* [TASK ITEM]
Say how many lines in the records contain "count". The reply must consist of the number alone.

Items from an interface collection:
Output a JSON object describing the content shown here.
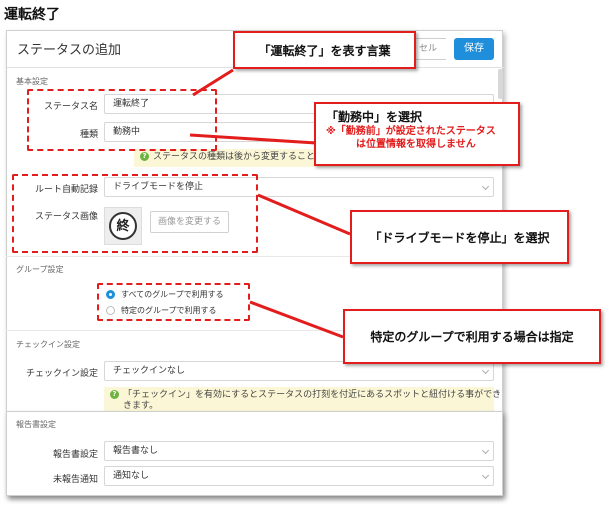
{
  "page_heading": "運転終了",
  "dialog": {
    "title": "ステータスの追加",
    "cancel_label": "セル",
    "save_label": "保存"
  },
  "basic": {
    "section_label": "基本設定",
    "status_name_label": "ステータス名",
    "status_name_value": "運転終了",
    "type_label": "種類",
    "type_value": "勤務中",
    "type_hint": "ステータスの種類は後から変更することは出来ま",
    "route_label": "ルート自動記録",
    "route_value": "ドライブモードを停止",
    "image_label": "ステータス画像",
    "image_glyph": "終",
    "change_image_label": "画像を変更する"
  },
  "group": {
    "section_label": "グループ設定",
    "options": [
      "すべてのグループで利用する",
      "特定のグループで利用する"
    ],
    "selected_index": 0
  },
  "checkin": {
    "section_label": "チェックイン設定",
    "setting_label": "チェックイン設定",
    "setting_value": "チェックインなし",
    "hint_line1": "「チェックイン」を有効にするとステータスの打刻を付近にあるスポットと紐付ける事ができ",
    "hint_line2": "きます。"
  },
  "report": {
    "section_label": "報告書設定",
    "setting_label": "報告書設定",
    "setting_value": "報告書なし",
    "notify_label": "未報告通知",
    "notify_value": "通知なし"
  },
  "callouts": {
    "name_words": "「運転終了」を表す言葉",
    "kinmu_title": "「勤務中」を選択",
    "kinmu_note1": "※「勤務前」が設定されたステータス",
    "kinmu_note2": "は位置情報を取得しません",
    "drive_mode": "「ドライブモードを停止」を選択",
    "group_specific": "特定のグループで利用する場合は指定"
  },
  "colors": {
    "accent": "#1f8fdc",
    "annotation_red": "#e31c1c",
    "hint_bg": "#fbf7d6"
  }
}
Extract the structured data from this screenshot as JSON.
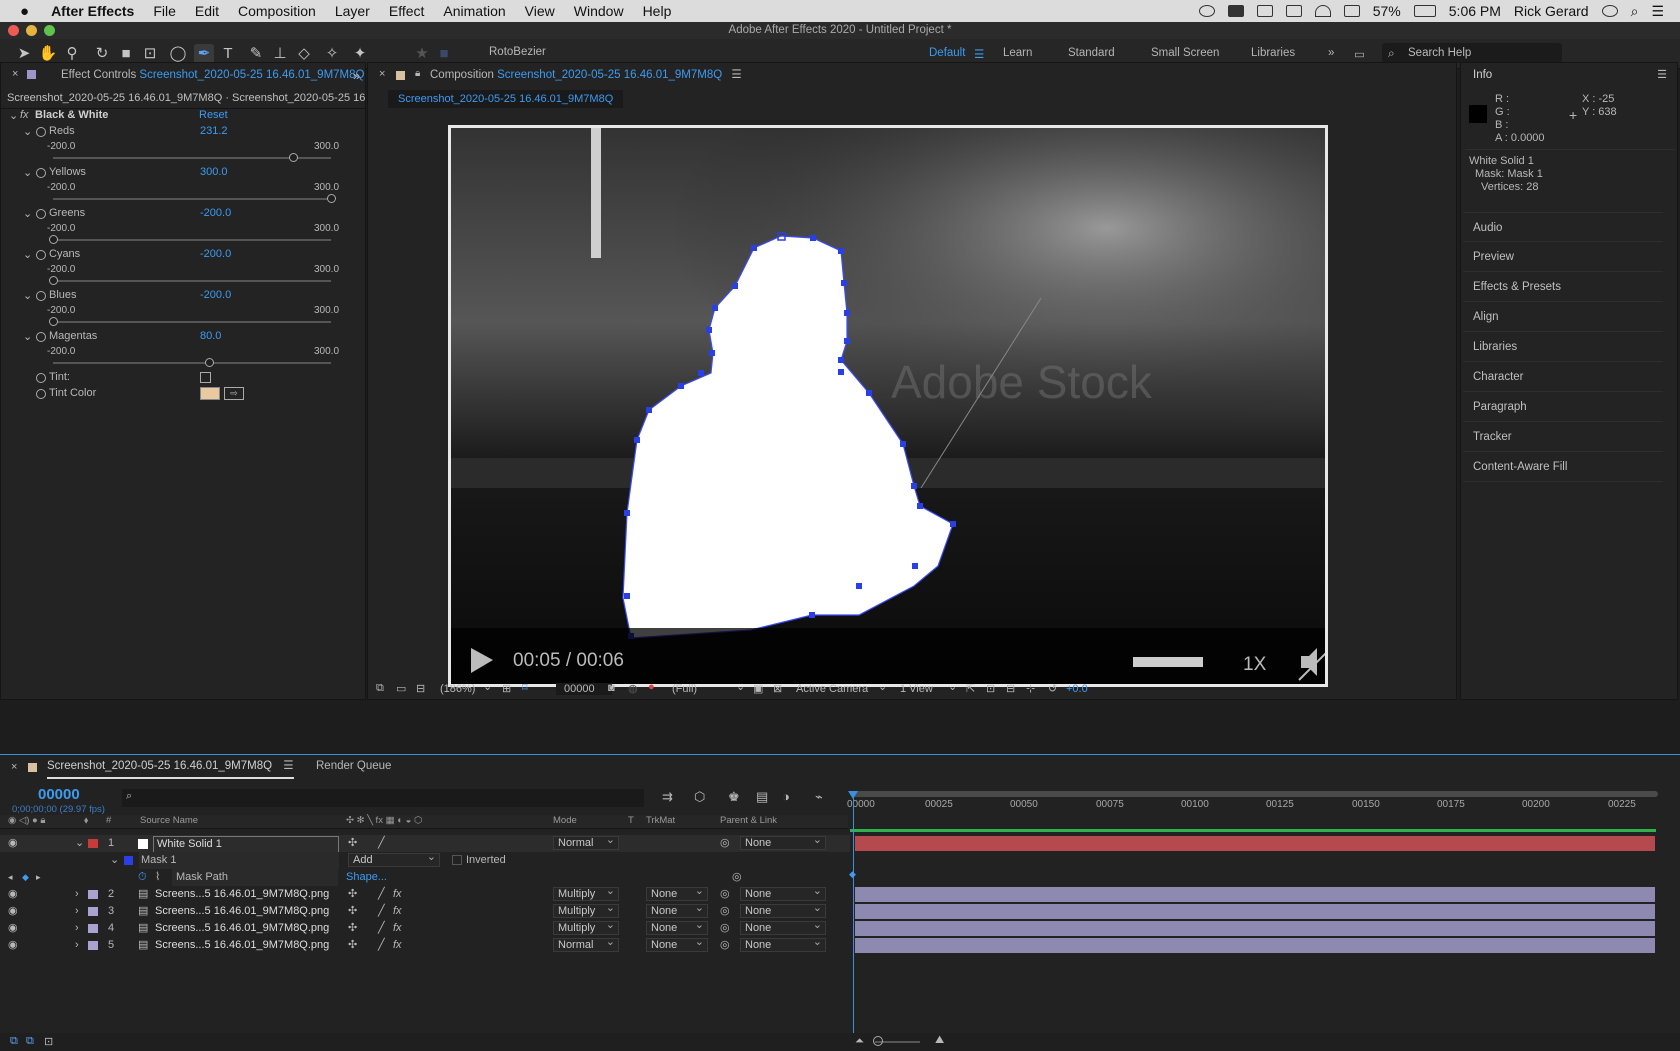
{
  "menubar": {
    "app": "After Effects",
    "items": [
      "File",
      "Edit",
      "Composition",
      "Layer",
      "Effect",
      "Animation",
      "View",
      "Window",
      "Help"
    ],
    "battery": "57%",
    "time": "5:06 PM",
    "user": "Rick Gerard"
  },
  "window_title": "Adobe After Effects 2020 - Untitled Project *",
  "toolbar": {
    "rotobezier": "RotoBezier",
    "workspaces": [
      "Default",
      "Learn",
      "Standard",
      "Small Screen",
      "Libraries"
    ],
    "search_placeholder": "Search Help"
  },
  "effect_controls": {
    "tab_label": "Effect Controls",
    "tab_source": "Screenshot_2020-05-25 16.46.01_9M7M8Q",
    "subheader": "Screenshot_2020-05-25 16.46.01_9M7M8Q · Screenshot_2020-05-25 16.46.01",
    "effect_name": "Black & White",
    "reset": "Reset",
    "params": [
      {
        "name": "Reds",
        "value": "231.2",
        "min": "-200.0",
        "max": "300.0",
        "fraction": 0.862
      },
      {
        "name": "Yellows",
        "value": "300.0",
        "min": "-200.0",
        "max": "300.0",
        "fraction": 1.0
      },
      {
        "name": "Greens",
        "value": "-200.0",
        "min": "-200.0",
        "max": "300.0",
        "fraction": 0.0
      },
      {
        "name": "Cyans",
        "value": "-200.0",
        "min": "-200.0",
        "max": "300.0",
        "fraction": 0.0
      },
      {
        "name": "Blues",
        "value": "-200.0",
        "min": "-200.0",
        "max": "300.0",
        "fraction": 0.0
      },
      {
        "name": "Magentas",
        "value": "80.0",
        "min": "-200.0",
        "max": "300.0",
        "fraction": 0.56
      }
    ],
    "tint": "Tint:",
    "tint_color": "Tint Color"
  },
  "composition": {
    "tab_label": "Composition",
    "tab_source": "Screenshot_2020-05-25 16.46.01_9M7M8Q",
    "subtab": "Screenshot_2020-05-25 16.46.01_9M7M8Q",
    "video_time": "00:05 / 00:06",
    "speed": "1X",
    "watermark": "Adobe Stock",
    "footer": {
      "zoom": "(186%)",
      "timecode": "00000",
      "resolution": "(Full)",
      "camera": "Active Camera",
      "views": "1 View",
      "exposure": "+0.0"
    }
  },
  "info": {
    "title": "Info",
    "r": "R :",
    "g": "G :",
    "b": "B :",
    "a": "A :  0.0000",
    "x": "X : -25",
    "y": "Y : 638",
    "layer": "White Solid 1",
    "mask": "Mask: Mask 1",
    "vertices": "Vertices: 28",
    "panels": [
      "Audio",
      "Preview",
      "Effects & Presets",
      "Align",
      "Libraries",
      "Character",
      "Paragraph",
      "Tracker",
      "Content-Aware Fill"
    ]
  },
  "timeline": {
    "tab_label": "Screenshot_2020-05-25 16.46.01_9M7M8Q",
    "render_queue": "Render Queue",
    "timecode": "00000",
    "fps": "0;00;00;00 (29.97 fps)",
    "headers": {
      "num": "#",
      "source": "Source Name",
      "mode": "Mode",
      "t": "T",
      "trkmat": "TrkMat",
      "parent": "Parent & Link"
    },
    "ruler": [
      "00000",
      "00025",
      "00050",
      "00075",
      "00100",
      "00125",
      "00150",
      "00175",
      "00200",
      "00225"
    ],
    "layers": [
      {
        "num": "1",
        "name": "White Solid 1",
        "mode": "Normal",
        "trkmat": "",
        "parent": "None",
        "color": "#c93b3b"
      },
      {
        "num": "2",
        "name": "Screens...5 16.46.01_9M7M8Q.png",
        "mode": "Multiply",
        "trkmat": "None",
        "parent": "None",
        "color": "#a9a3cf"
      },
      {
        "num": "3",
        "name": "Screens...5 16.46.01_9M7M8Q.png",
        "mode": "Multiply",
        "trkmat": "None",
        "parent": "None",
        "color": "#a9a3cf"
      },
      {
        "num": "4",
        "name": "Screens...5 16.46.01_9M7M8Q.png",
        "mode": "Multiply",
        "trkmat": "None",
        "parent": "None",
        "color": "#a9a3cf"
      },
      {
        "num": "5",
        "name": "Screens...5 16.46.01_9M7M8Q.png",
        "mode": "Normal",
        "trkmat": "None",
        "parent": "None",
        "color": "#a9a3cf"
      }
    ],
    "mask": {
      "name": "Mask 1",
      "mode": "Add",
      "inverted": "Inverted",
      "path_label": "Mask Path",
      "path_value": "Shape..."
    }
  },
  "colors": {
    "accent": "#3d9bf0",
    "mask_points": "#2b3fe6",
    "layer_red": "#b44a4d",
    "layer_purple": "#8e89b0"
  }
}
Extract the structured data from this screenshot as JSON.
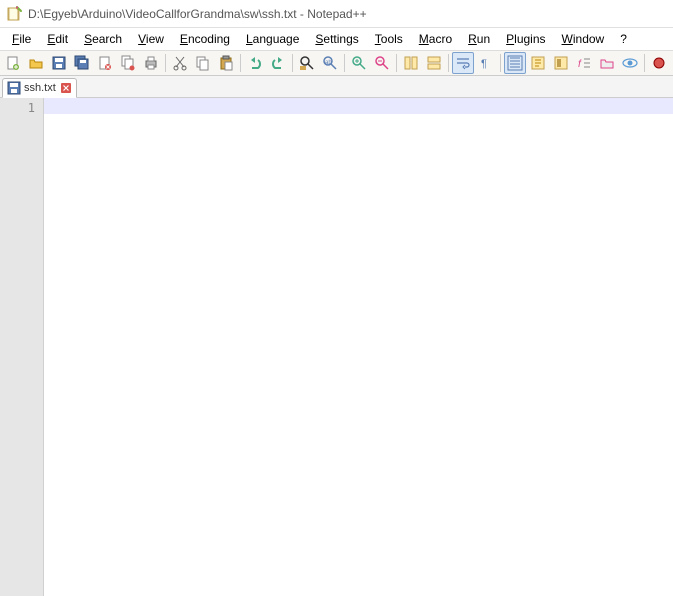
{
  "title": "D:\\Egyeb\\Arduino\\VideoCallforGrandma\\sw\\ssh.txt - Notepad++",
  "menu": {
    "file": "File",
    "edit": "Edit",
    "search": "Search",
    "view": "View",
    "encoding": "Encoding",
    "language": "Language",
    "settings": "Settings",
    "tools": "Tools",
    "macro": "Macro",
    "run": "Run",
    "plugins": "Plugins",
    "window": "Window",
    "help": "?"
  },
  "tab": {
    "label": "ssh.txt"
  },
  "lines": {
    "n1": "1"
  }
}
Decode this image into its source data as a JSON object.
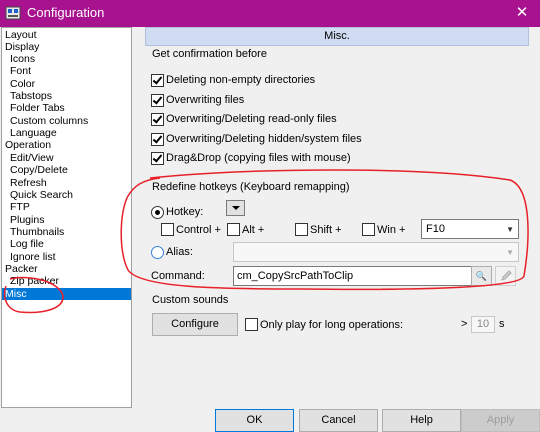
{
  "window": {
    "title": "Configuration",
    "close_glyph": "✕",
    "title_color": "#a8128f"
  },
  "tree": {
    "items": [
      {
        "label": "Layout"
      },
      {
        "label": "Display"
      },
      {
        "label": "Icons"
      },
      {
        "label": "Font"
      },
      {
        "label": "Color"
      },
      {
        "label": "Tabstops"
      },
      {
        "label": "Folder Tabs"
      },
      {
        "label": "Custom columns"
      },
      {
        "label": "Language"
      },
      {
        "label": "Operation"
      },
      {
        "label": "Edit/View"
      },
      {
        "label": "Copy/Delete"
      },
      {
        "label": "Refresh"
      },
      {
        "label": "Quick Search"
      },
      {
        "label": "FTP"
      },
      {
        "label": "Plugins"
      },
      {
        "label": "Thumbnails"
      },
      {
        "label": "Log file"
      },
      {
        "label": "Ignore list"
      },
      {
        "label": "Packer"
      },
      {
        "label": "Zip packer"
      },
      {
        "label": "Misc"
      }
    ],
    "selected": "Misc"
  },
  "panel": {
    "header": "Misc.",
    "confirm_section": "Get confirmation before",
    "checkboxes": [
      {
        "label": "Deleting non-empty directories",
        "checked": true
      },
      {
        "label": "Overwriting files",
        "checked": true
      },
      {
        "label": "Overwriting/Deleting read-only files",
        "checked": true
      },
      {
        "label": "Overwriting/Deleting hidden/system files",
        "checked": true
      },
      {
        "label": "Drag&Drop (copying files with mouse)",
        "checked": true
      }
    ],
    "hotkey_section": "Redefine hotkeys (Keyboard remapping)",
    "hotkey_radio": "Hotkey:",
    "modifiers": [
      {
        "label": "Control +",
        "checked": false
      },
      {
        "label": "Alt +",
        "checked": false
      },
      {
        "label": "Shift +",
        "checked": false
      },
      {
        "label": "Win +",
        "checked": false
      }
    ],
    "key_value": "F10",
    "alias_radio": "Alias:",
    "alias_value": "",
    "command_label": "Command:",
    "command_value": "cm_CopySrcPathToClip",
    "search_icon_glyph": "🔍",
    "sounds_section": "Custom sounds",
    "configure_button": "Configure",
    "long_ops_label": "Only play for long operations:",
    "long_ops_checked": false,
    "threshold_prefix": ">",
    "threshold_value": "10",
    "threshold_unit": "s"
  },
  "buttons": {
    "ok": "OK",
    "cancel": "Cancel",
    "help": "Help",
    "apply": "Apply"
  },
  "annotation_color": "#e8202a"
}
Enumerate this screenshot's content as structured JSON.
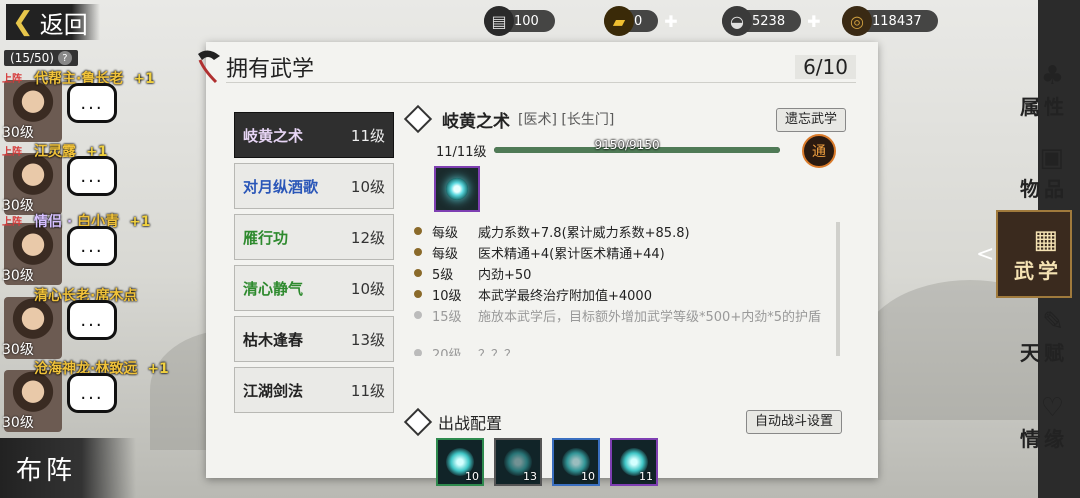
{
  "nav": {
    "back_label": "返回",
    "formation_label": "布阵"
  },
  "party": {
    "count": "(15/50)",
    "help": "?",
    "members": [
      {
        "deploy": "上阵",
        "name": "代帮主·鲁长老",
        "tag": "",
        "bonus": "+1",
        "level": "30级"
      },
      {
        "deploy": "上阵",
        "name": "江灵露",
        "tag": "",
        "bonus": "+1",
        "level": "30级"
      },
      {
        "deploy": "上阵",
        "name": "白小青",
        "tag": "情侣 · ",
        "bonus": "+1",
        "level": "30级"
      },
      {
        "deploy": "",
        "name": "清心长老·席木点",
        "tag": "",
        "bonus": "",
        "level": "30级"
      },
      {
        "deploy": "",
        "name": "沧海神龙·林致远",
        "tag": "",
        "bonus": "+1",
        "level": "30级"
      }
    ],
    "chat_icon_text": "..."
  },
  "resources": [
    {
      "icon": "cart-icon",
      "value": "100",
      "plus": false
    },
    {
      "icon": "gold-bar-icon",
      "value": "0",
      "plus": true
    },
    {
      "icon": "silver-ingot-icon",
      "value": "5238",
      "plus": true
    },
    {
      "icon": "copper-coin-icon",
      "value": "118437",
      "plus": false
    }
  ],
  "tabs": [
    {
      "label": "属性",
      "icon": "gourd-icon",
      "active": false
    },
    {
      "label": "物品",
      "icon": "bag-icon",
      "active": false
    },
    {
      "label": "武学",
      "icon": "book-icon",
      "active": true
    },
    {
      "label": "天赋",
      "icon": "brush-icon",
      "active": false
    },
    {
      "label": "情缘",
      "icon": "heart-icon",
      "active": false
    }
  ],
  "panel": {
    "title": "拥有武学",
    "count": "6/10"
  },
  "skills": [
    {
      "name": "岐黄之术",
      "level": "11级",
      "color": "purple",
      "selected": true
    },
    {
      "name": "对月纵酒歌",
      "level": "10级",
      "color": "blue",
      "selected": false
    },
    {
      "name": "雁行功",
      "level": "12级",
      "color": "green",
      "selected": false
    },
    {
      "name": "清心静气",
      "level": "10级",
      "color": "green",
      "selected": false
    },
    {
      "name": "枯木逢春",
      "level": "13级",
      "color": "dark",
      "selected": false
    },
    {
      "name": "江湖剑法",
      "level": "11级",
      "color": "dark",
      "selected": false
    }
  ],
  "detail": {
    "name": "岐黄之术",
    "tags": "[医术] [长生门]",
    "forget_label": "遗忘武学",
    "level_text": "11/11级",
    "xp_text": "9150/9150",
    "xp_fraction": 1.0,
    "mastery_label": "通",
    "effects": [
      {
        "when": "每级",
        "text": "威力系数+7.8(累计威力系数+85.8)",
        "locked": false
      },
      {
        "when": "每级",
        "text": "医术精通+4(累计医术精通+44)",
        "locked": false
      },
      {
        "when": "5级",
        "text": "内劲+50",
        "locked": false
      },
      {
        "when": "10级",
        "text": "本武学最终治疗附加值+4000",
        "locked": false
      },
      {
        "when": "15级",
        "text": "施放本武学后，目标额外增加武学等级*500+内劲*5的护盾",
        "locked": true
      },
      {
        "when": "20级",
        "text": "？？？",
        "locked": true
      }
    ],
    "combat_title": "出战配置",
    "auto_label": "自动战斗设置",
    "combat_slots": [
      {
        "icon": "green-wave-skill-icon",
        "count": "10",
        "border": "#2e8a4e"
      },
      {
        "icon": "shadow-figure-skill-icon",
        "count": "13",
        "border": "#555555"
      },
      {
        "icon": "moon-wine-skill-icon",
        "count": "10",
        "border": "#3a6fc0"
      },
      {
        "icon": "orb-skill-icon",
        "count": "11",
        "border": "#7e3fb2"
      }
    ]
  },
  "colors": {
    "selected_tab_border": "#a07a3c",
    "skill_purple": "#7a3fb0",
    "skill_blue": "#2a56b8",
    "skill_green": "#2e8a2e"
  }
}
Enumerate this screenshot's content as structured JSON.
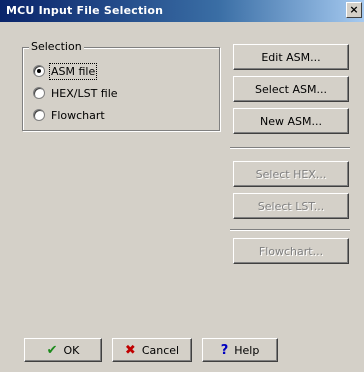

* [ANSWER BELOW]
6